[Record extracts Boundary: Start]

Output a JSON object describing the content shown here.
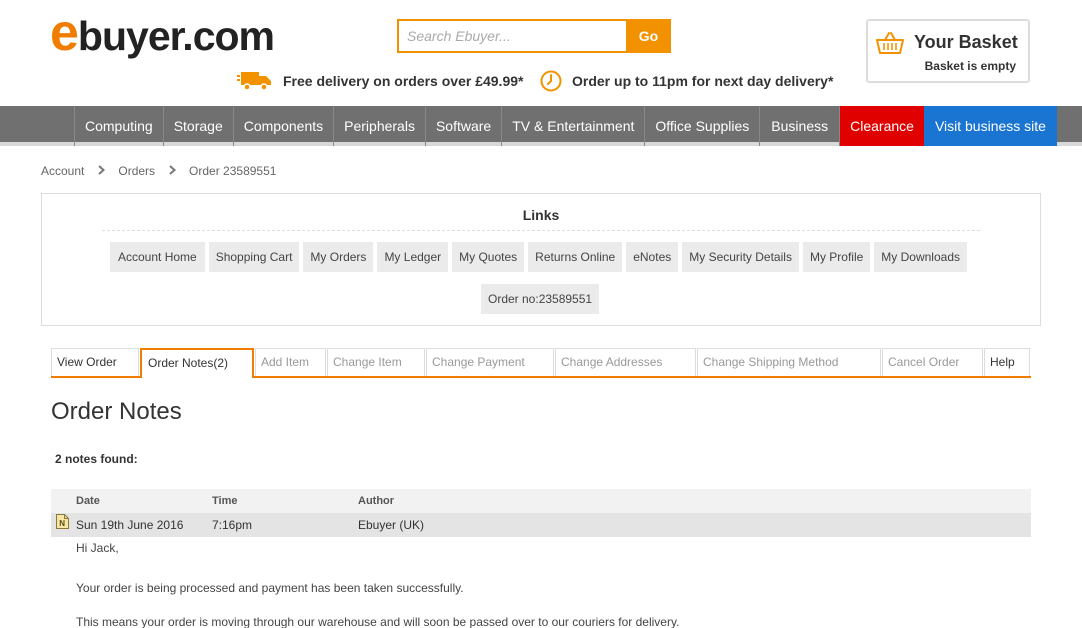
{
  "header": {
    "logo_e": "e",
    "logo_rest": "buyer.com",
    "search_placeholder": "Search Ebuyer...",
    "search_button": "Go",
    "promo_delivery": "Free delivery on orders over £49.99*",
    "promo_order": "Order up to 11pm for next day delivery*",
    "basket_title": "Your Basket",
    "basket_status": "Basket is empty"
  },
  "nav": {
    "items": [
      "Computing",
      "Storage",
      "Components",
      "Peripherals",
      "Software",
      "TV & Entertainment",
      "Office Supplies",
      "Business"
    ],
    "clearance": "Clearance",
    "business_site": "Visit business site",
    "clearance_color": "#e10000",
    "business_site_color": "#1a75d2"
  },
  "breadcrumb": {
    "items": [
      "Account",
      "Orders",
      "Order 23589551"
    ]
  },
  "links": {
    "title": "Links",
    "items": [
      "Account Home",
      "Shopping Cart",
      "My Orders",
      "My Ledger",
      "My Quotes",
      "Returns Online",
      "eNotes",
      "My Security Details",
      "My Profile",
      "My Downloads"
    ],
    "order_no": "Order no:23589551"
  },
  "tabs": {
    "items": [
      "View Order",
      "Order Notes(2)",
      "Add Item",
      "Change Item",
      "Change Payment",
      "Change Addresses",
      "Change Shipping Method",
      "Cancel Order",
      "Help"
    ],
    "active": "Order Notes(2)"
  },
  "page": {
    "title": "Order Notes",
    "notes_found": "2 notes found:"
  },
  "notes_table": {
    "headers": {
      "date": "Date",
      "time": "Time",
      "author": "Author"
    },
    "rows": [
      {
        "date": "Sun 19th June 2016",
        "time": "7:16pm",
        "author": "Ebuyer (UK)",
        "icon": "note-icon",
        "body": [
          "Hi Jack,",
          "Your order is being processed and payment has been taken successfully.",
          "This means your order is moving through our warehouse and will soon be passed over to our couriers for delivery."
        ]
      }
    ]
  },
  "colors": {
    "accent": "#f39200",
    "nav_bg": "#707070"
  }
}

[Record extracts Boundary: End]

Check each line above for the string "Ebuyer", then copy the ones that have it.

    "search_placeholder": "Search Ebuyer...",
        "author": "Ebuyer (UK)",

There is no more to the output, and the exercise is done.